The first thing Mike Myers says as he walks into the room is "I couldn’t find
my clothes." Of course, he is wearing clothes, but he’s referring to his other
clothes, ones he was hoping to wear for the interview. Instead, he is in a grey T shirt
with a NASA baseball cap, and clutches a brandy baloon filled with cola. Or so he insists.
If it weren’t for this being an expensive French hotel on the Riviera (we were at the
Cannes film festival together….well, at the same time), who would believe him? Oh,
did I mention his jeans? He’s wearing some.
"Myers is not the airhead or the buffoon his screen
personas would lead you to believe"
Myers explains that he couldn’t find his clothes simply because his luggage was
unpacked by the hotel’s fiendishly attentive house staff, him being a big star and
all. That’s the price of fame, he could (but doesn’t) say.
One thing, though, his teeth are fine. After seeing him as Austin Powers in The Spy Who
Shagged Me, I had scribbled down the name of a highly regarded cosmetic dentist. But no
Jet lagged but jovial, Myers is not the airhead or the buffoon his screen personas
would lead you to believe. But he’s not dull, either. Like many comedians, his brain
has developed a capacity to stay in second gear, revving faster than anyone else in the
The Spy Who Shagged Me, as you Myers fans all know, is the sequel to International Man
of Mystery, which was possibly the first screenplay in Hollywood history that was
greenlighted in a single day, when New Line executives made a decision so fast that their
hair parted. What you may not know is that it was basically a tribute to Myers’ dad,
a Liverpudlian who migrated to Canada with a very young Mike and the rest of the family.
"The house became a shrine to England," Myers recalls.
"I had two options: suicide or get funny." And so
Mike Myers the comic was born – out of fear.
Myers senior was a funny chap, so much so he wouldn’t tolerate anyone in the house
who wasn’t. That included his kids, and Mike recalls a dreadful day when his mum told
him straight: "Mike, you’re not funny." As Myers now tells it, with the
Liverpudlian twirl to the vowels, you can sense how this message propelled the young
boy’s imagination. "I had two options: suicide or get funny." And so Mike
Myers the comic was born – out of fear.
When his dad died in 1991, Myers was on the threshold of his first major success, with
the release of Wayne’s World. "It was a strange coincidence of events," he

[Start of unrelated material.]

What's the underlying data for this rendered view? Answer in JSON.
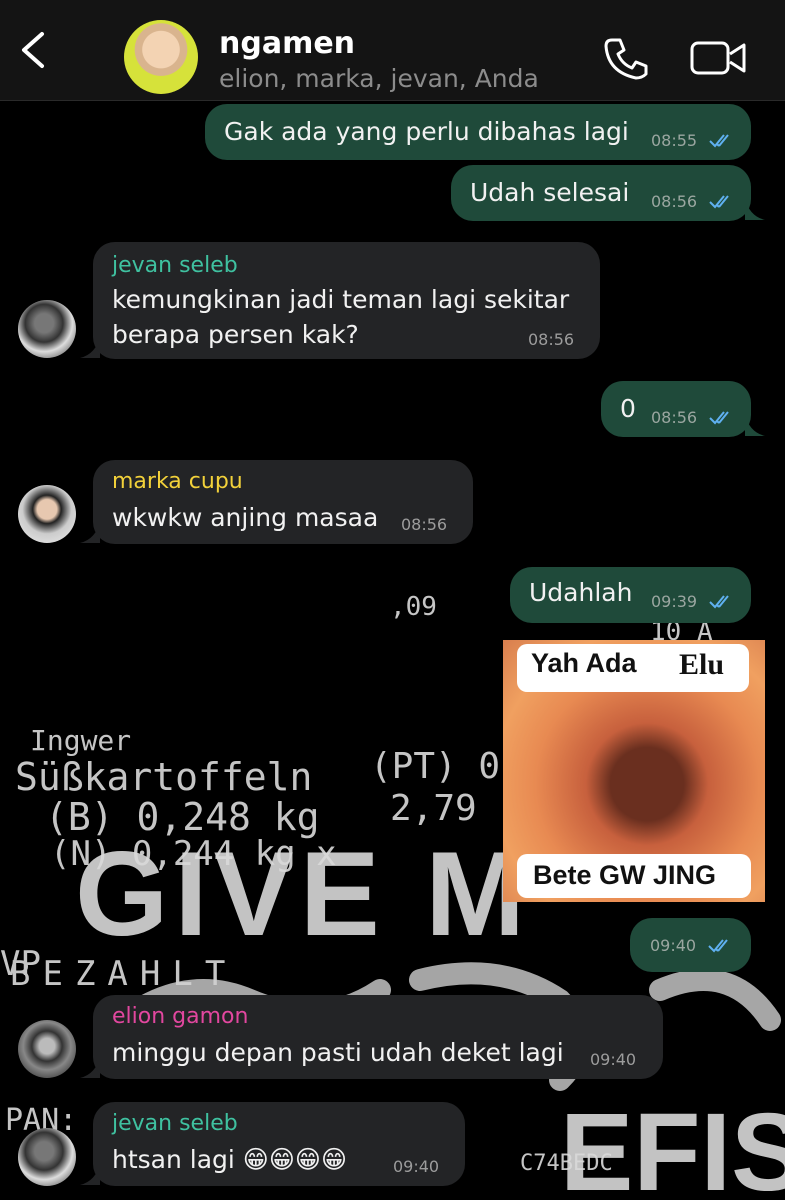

says with a sad look. Not long after that, he heard snatches of a Burt Bacharach song and
the music triggered an idea for a 60s setting. What better to use than one of the classic
structures of 60s filmmaking, the spy movie. And who better than the Brits at that? Bond,
"I am introverted, so I like to play extroverts"
"The Bond films use a classic structure of a hero’s journey, with set
elements that you can replicate all the time," he says, running through the elements
rapidly. As for the Austin Powers character, he says it was a natural for him. "I am
introverted, so I like to play extroverts, and I like Dr Evil because I have no formal
education but I like to wax lyrical on various subjects."
Dr Evil, and his miniature clone, Mini Me, are symptomatic of Myers’ comedic
approach: "I like to have many personas… not like some comics who have one very
He describes Austin Powers as a cosmic in joke; "but he’s very flawed, and
maybe that’s why young kids like him so much."